Raging Bull tells a very unique and interesting tale: a boxer with anger problems (a real life boxer, mind you). The film really shows off DeNiro's talent and he can portray an angry boxer pretty damn well (not that I would know how an angry boxer is suppose to be like). There are some great scenes in the film where DeNiro gives it his all (the wall punching scene) that show just how destructive he can be as LaMotta. The film is also great to look at and almost every single frame feels picture worthy. Raging Bull is a pretty great film. DeNiro's portrayal of LaMotta is astounding though not as compelling as I was hoping it would be (I guess I'm not an angry person). I'm hoping to revisit it sometime in the future to see if my rating will change but, for now, I'll leave it at that.
Near perfect, I cannot think of a better directed film (except maybe The Godfather).
I will probably spend the rest of my life trying to decide which is better, this or Taxi Driver.
Not gonna lie, I thought this was going to be a mere 3 stars in my book for the first 90 minutes or so. It just felt like a bunch of scenes of Robert De Niro being a boxing yandere that just left something to be desired - granted, I might've been letting huge amounts of hype affect my judgment.
Things pick up at the end. To anyone who has seen this already, you know that's a definite understatement. The ending scenes are just brilliance, and De Niro seals the friggin' deal.
Great soundtrack, great acting, good dialogue, great payoff. The clash between the '40s-'50s film style and the cuss-fest dialogue is unique and fun.
Also, the "bull" sound effects and general sound editing in the fighting scenes (and even in the end credits) is just downright creepy. I mean... jeez.

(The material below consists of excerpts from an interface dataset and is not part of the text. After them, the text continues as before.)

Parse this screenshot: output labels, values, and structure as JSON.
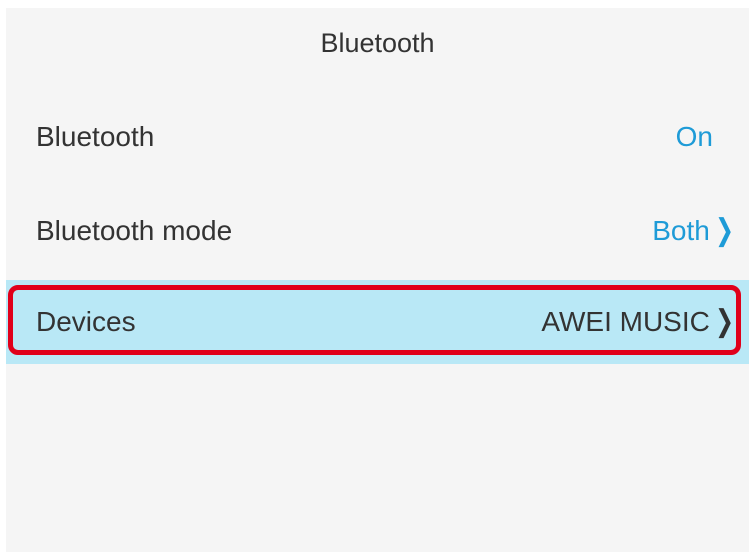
{
  "header": {
    "title": "Bluetooth"
  },
  "settings": [
    {
      "label": "Bluetooth",
      "value": "On"
    },
    {
      "label": "Bluetooth mode",
      "value": "Both"
    },
    {
      "label": "Devices",
      "value": "AWEI MUSIC"
    }
  ],
  "icons": {
    "chevron": "chevron-right-icon"
  },
  "colors": {
    "accent": "#1e9bd7",
    "selected_row": "#b9e8f6",
    "highlight_border": "#e0001a",
    "background": "#f5f5f5"
  }
}
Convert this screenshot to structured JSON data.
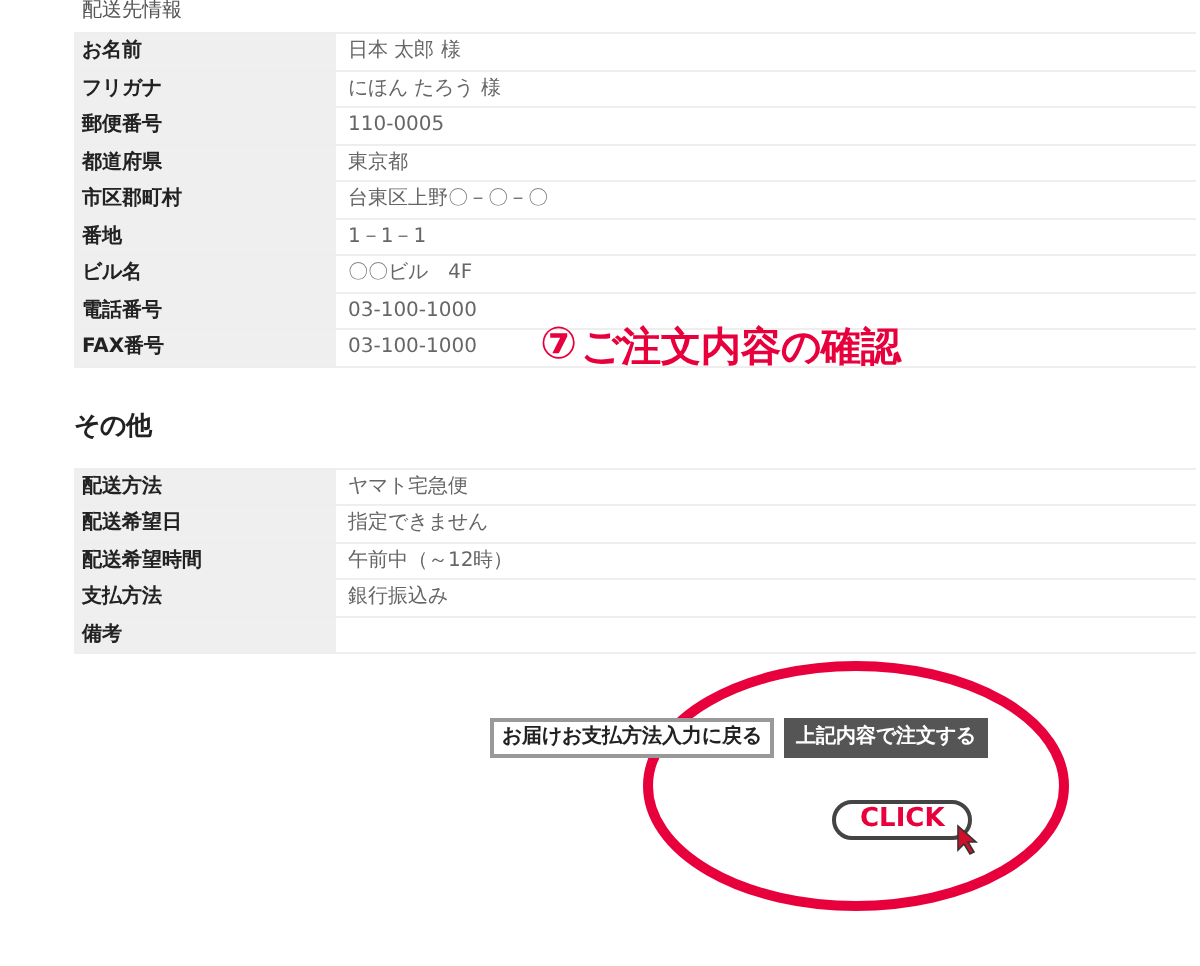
{
  "sections": [
    {
      "title": "配送先情報",
      "rows": [
        {
          "label": "お名前",
          "value": "日本 太郎 様"
        },
        {
          "label": "フリガナ",
          "value": "にほん たろう 様"
        },
        {
          "label": "郵便番号",
          "value": "110-0005"
        },
        {
          "label": "都道府県",
          "value": "東京都"
        },
        {
          "label": "市区郡町村",
          "value": "台東区上野〇－〇－〇"
        },
        {
          "label": "番地",
          "value": "1－1－1"
        },
        {
          "label": "ビル名",
          "value": "〇〇ビル　4F"
        },
        {
          "label": "電話番号",
          "value": "03-100-1000"
        },
        {
          "label": "FAX番号",
          "value": "03-100-1000"
        }
      ]
    },
    {
      "title": "その他",
      "rows": [
        {
          "label": "配送方法",
          "value": "ヤマト宅急便"
        },
        {
          "label": "配送希望日",
          "value": "指定できません"
        },
        {
          "label": "配送希望時間",
          "value": "午前中（～12時）"
        },
        {
          "label": "支払方法",
          "value": "銀行振込み"
        },
        {
          "label": "備考"
        }
      ]
    }
  ],
  "buttons": [
    {
      "label": "お届けお支払方法入力に戻る",
      "kind": "secondary"
    },
    {
      "label": "上記内容で注文する",
      "kind": "primary"
    }
  ],
  "annotation": {
    "step": "⑦",
    "text": "ご注文内容の確認",
    "callout": "CLICK"
  }
}
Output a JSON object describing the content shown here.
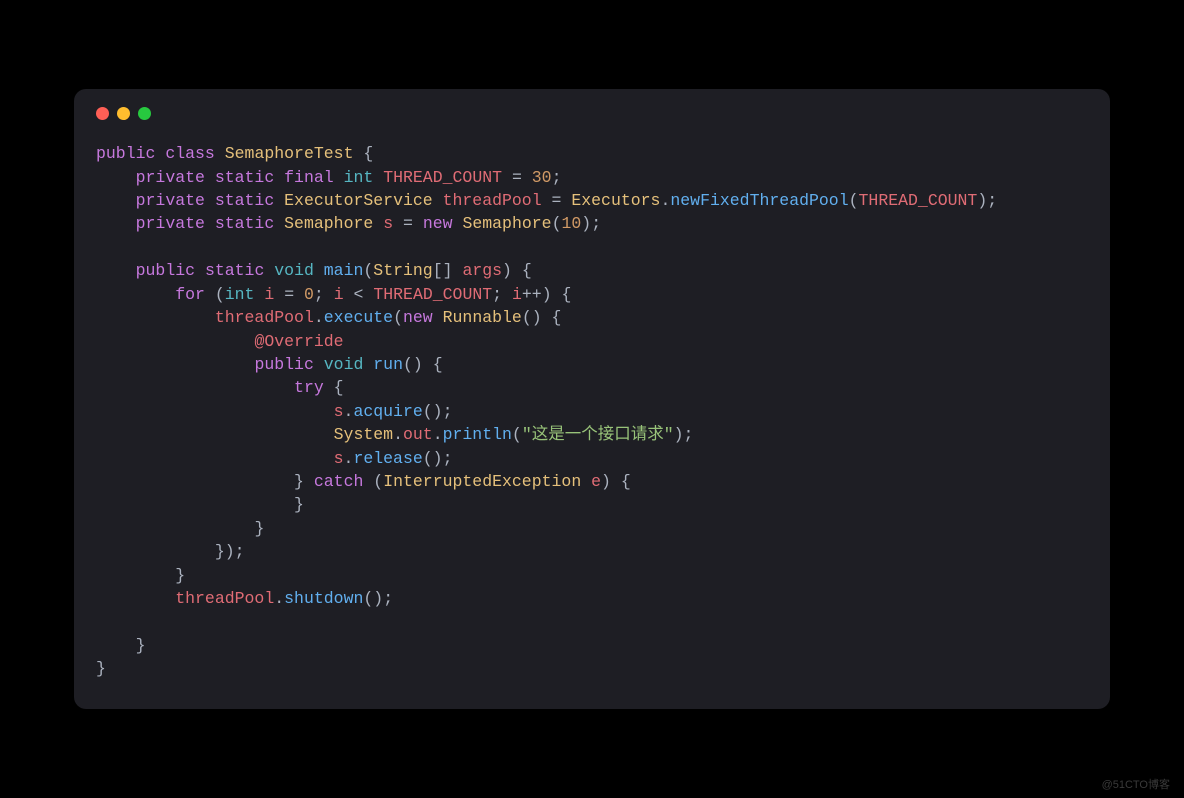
{
  "watermark": "@51CTO博客",
  "code": {
    "l1": {
      "public": "public",
      "class": "class",
      "SemaphoreTest": "SemaphoreTest",
      "ob": "{"
    },
    "l2": {
      "indent": "    ",
      "private": "private",
      "static": "static",
      "final": "final",
      "int": "int",
      "name": "THREAD_COUNT",
      "eq": "=",
      "val": "30",
      "sc": ";"
    },
    "l3": {
      "indent": "    ",
      "private": "private",
      "static": "static",
      "ExecutorService": "ExecutorService",
      "threadPool": "threadPool",
      "eq": "=",
      "Executors": "Executors",
      "dot": ".",
      "newFixedThreadPool": "newFixedThreadPool",
      "op": "(",
      "arg": "THREAD_COUNT",
      "cp": ")",
      "sc": ";"
    },
    "l4": {
      "indent": "    ",
      "private": "private",
      "static": "static",
      "Semaphore": "Semaphore",
      "s": "s",
      "eq": "=",
      "new": "new",
      "Semaphore2": "Semaphore",
      "op": "(",
      "val": "10",
      "cp": ")",
      "sc": ";"
    },
    "l6": {
      "indent": "    ",
      "public": "public",
      "static": "static",
      "void": "void",
      "main": "main",
      "op": "(",
      "String": "String",
      "br": "[]",
      "args": "args",
      "cp": ")",
      "ob": "{"
    },
    "l7": {
      "indent": "        ",
      "for": "for",
      "op": "(",
      "int": "int",
      "i": "i",
      "eq": "=",
      "zero": "0",
      "sc": ";",
      "i2": "i",
      "lt": "<",
      "tc": "THREAD_COUNT",
      "sc2": ";",
      "i3": "i",
      "pp": "++",
      "cp": ")",
      "ob": "{"
    },
    "l8": {
      "indent": "            ",
      "threadPool": "threadPool",
      "dot": ".",
      "execute": "execute",
      "op": "(",
      "new": "new",
      "Runnable": "Runnable",
      "pp": "()",
      "ob": "{"
    },
    "l9": {
      "indent": "                ",
      "ann": "@Override"
    },
    "l10": {
      "indent": "                ",
      "public": "public",
      "void": "void",
      "run": "run",
      "pp": "()",
      "ob": "{"
    },
    "l11": {
      "indent": "                    ",
      "try": "try",
      "ob": "{"
    },
    "l12": {
      "indent": "                        ",
      "s": "s",
      "dot": ".",
      "acquire": "acquire",
      "pp": "()",
      "sc": ";"
    },
    "l13": {
      "indent": "                        ",
      "System": "System",
      "d1": ".",
      "out": "out",
      "d2": ".",
      "println": "println",
      "op": "(",
      "str": "\"这是一个接口请求\"",
      "cp": ")",
      "sc": ";"
    },
    "l14": {
      "indent": "                        ",
      "s": "s",
      "dot": ".",
      "release": "release",
      "pp": "()",
      "sc": ";"
    },
    "l15": {
      "indent": "                    ",
      "cb": "}",
      "catch": "catch",
      "op": "(",
      "IE": "InterruptedException",
      "e": "e",
      "cp": ")",
      "ob": "{"
    },
    "l16": {
      "indent": "                    ",
      "cb": "}"
    },
    "l17": {
      "indent": "                ",
      "cb": "}"
    },
    "l18": {
      "indent": "            ",
      "cb": "})",
      "sc": ";"
    },
    "l19": {
      "indent": "        ",
      "cb": "}"
    },
    "l20": {
      "indent": "        ",
      "threadPool": "threadPool",
      "dot": ".",
      "shutdown": "shutdown",
      "pp": "()",
      "sc": ";"
    },
    "l22": {
      "indent": "    ",
      "cb": "}"
    },
    "l23": {
      "cb": "}"
    }
  }
}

I finally got around to seeing this...
...Thank the lord for Scorsese. And De Niro. And Scorsese again.
Phwoar. Jake La Motta is the type of person you'd love to punch in the face but unfortunately he can take them pretty well.
A spectacular and moving tragedy. Simple and beautiful.
Scorsese's 'Raging Bull' is the greatest film ever made in my opinion.
It's the film that solidified my dream of making films. That film is really an art.
It is also the first film that I ever wrote a thoughtful review of (way back in high school.)
Such a great film.
Hard to rate this film. Not very enjoyable, quite confusing however the cinematography and editing was good.
Turns Out Scorsese Doesn't Like This Kind of Movie, Either
I'm not saying it isn't a truly great movie. I'm saying I don't like boxing movies. Sports movies much in general. Graham and I have just looked over our entire collection, and there was a lot of "Oh, that's yours" and "that barely counts." It turns out I own four--one was a gift from a friend who gives me terrible movies for Christmas. One is a comedy that happens to involve baseball (actually, so's the terrible one). One is a drama about the Black Sox scandal. And one is about curling and therefore barely, as we said, counts. I have in fact been steadfastly refusing to watch new fighting movies,…
This review reportedly contains spoilers. I can handle the truth.